Councillor for the area wonders if the bike lanes project may run into some roadblocks
2021-07-09 St david st AS
St. David Street North is slated for reconstruction in 2023 when underground infrastructure is replaced.

An online petition against Centre Wellington’s plan to add separated bike lanes on St. David Street North in Fergus has amassed over 500 signatures and its author is nearly ready to make his case to council. 

Resident Ed O’Shaughnessy said he was “a bit shocked” to see council unanimously support the separated bike lanes option for the street’s redesign given that it was one of the least popular responses on a survey the township conducted earlier this year. 

Presented with four options for how the thoroughfare could be reconstructed after major infrastructure work was completed there, 41 per cent of respondents wanted to see an exact replacement of the existing street. A quarter said they preferred to maintain on-street parking from St. Andrew to St. Patrick Streets with sidewalk/boulevard widening. Fifteen per cent chose the separated cycling lane option, which council ultimately endorsed. Ten per cent wanted on-street parking lanes removed and increased sidewalk/boulevard width. 

Local cycling advocacy group Green Lanes spoke in passionate support of the separated bike lane option at council prior to the vote on June 21.

“It just felt to me that our council had been persuaded a little bit by the advocacy group to go in a direction that didn’t feel like was the direction the general community was looking for,” O'Shaughnessy said. 

O’Shaughnessy shares the concern of some stores and restaurants in the area who feel the loss of parking spaces to accommodate the new bike lanes will negatively impact their businesses. He also worries about safety.

“I just think that putting those two bike lanes either side of a major highway, to me, is not the safest option,” he said. 

Will O’Shaughnessy petition be able to persuade council to back-peddle on their support for the bike lanes? The author himself is not hopeful. 

O’Shaughnessy said he plans to send the petition and some of his own research on the matter to council in the coming days. 

“I mean honestly, I’m not sure if it’ll change anything,” he said. “But it would be nice to at least get them to review it again, take a look at the feedback that’s been generated through the petition to at least show them that there is a large portion of the population that doesn’t feel it’s the right option for that street.”

Meanwhile the councillor representing the area said he’s heard many of the issues raised by the petition from his constituents, and he’s taking them into consideration. 

“When I hear this many people have concerns about it, I have to take notice,” Coun. Bob Foster said. "Five hundred is a large number."

Foster emphasized endorsing the separated bike lane option and directing staff to apply for funding — as council did on June 21 — is not the same as starting construction, and he thinks the township may run into some roadblocks before getting to the point.
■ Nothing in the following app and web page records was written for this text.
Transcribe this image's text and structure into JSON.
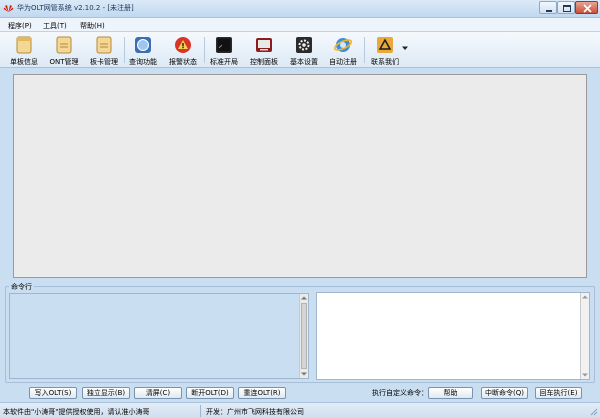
{
  "window": {
    "title": "华为OLT网管系统 v2.10.2 - [未注册]"
  },
  "menu": [
    {
      "label": "程序(P)"
    },
    {
      "label": "工具(T)"
    },
    {
      "label": "帮助(H)"
    }
  ],
  "toolbar": [
    {
      "label": "单板信息",
      "icon": "document-icon"
    },
    {
      "label": "ONT管理",
      "icon": "document-icon"
    },
    {
      "label": "板卡管理",
      "icon": "document-icon"
    },
    {
      "label": "查询功能",
      "icon": "globe-icon"
    },
    {
      "label": "报警状态",
      "icon": "warning-icon"
    },
    {
      "label": "标准开局",
      "icon": "terminal-icon"
    },
    {
      "label": "控制面板",
      "icon": "panel-icon"
    },
    {
      "label": "基本设置",
      "icon": "gear-icon"
    },
    {
      "label": "自动注册",
      "icon": "ie-icon"
    },
    {
      "label": "联系我们",
      "icon": "contact-icon"
    }
  ],
  "command": {
    "legend": "命令行",
    "custom_label": "执行自定义命令："
  },
  "buttons": {
    "write_olt": "写入OLT(S)",
    "standalone": "独立显示(B)",
    "clear": "清屏(C)",
    "disconnect": "断开OLT(D)",
    "reconnect": "重连OLT(R)",
    "help": "帮助",
    "interrupt": "中断命令(Q)",
    "enter_exec": "回车执行(E)"
  },
  "status": {
    "left": "本软件由\"小涛哥\"提供授权使用，请认准小涛哥",
    "right": "开发：广州市飞网科技有限公司"
  },
  "colors": {
    "accent": "#c9dff1",
    "close": "#c8503a"
  }
}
Foster said, in his opinion, the bike lane project may not be eligible to receive funding under Ontario's Connecting Links program, which the township is applying to. He’s also not sure the province will approve the addition of cycling lanes on a provincial highway. If either of those things happen, “we’ll have to have a second look at it,” he said.  

Asked if he would continue to support the addition of bike lanes in future votes, assuming the township does receive provincial funding and approval, Foster said, “that’s a tough question to answer because we need to speculate on those two key pieces.”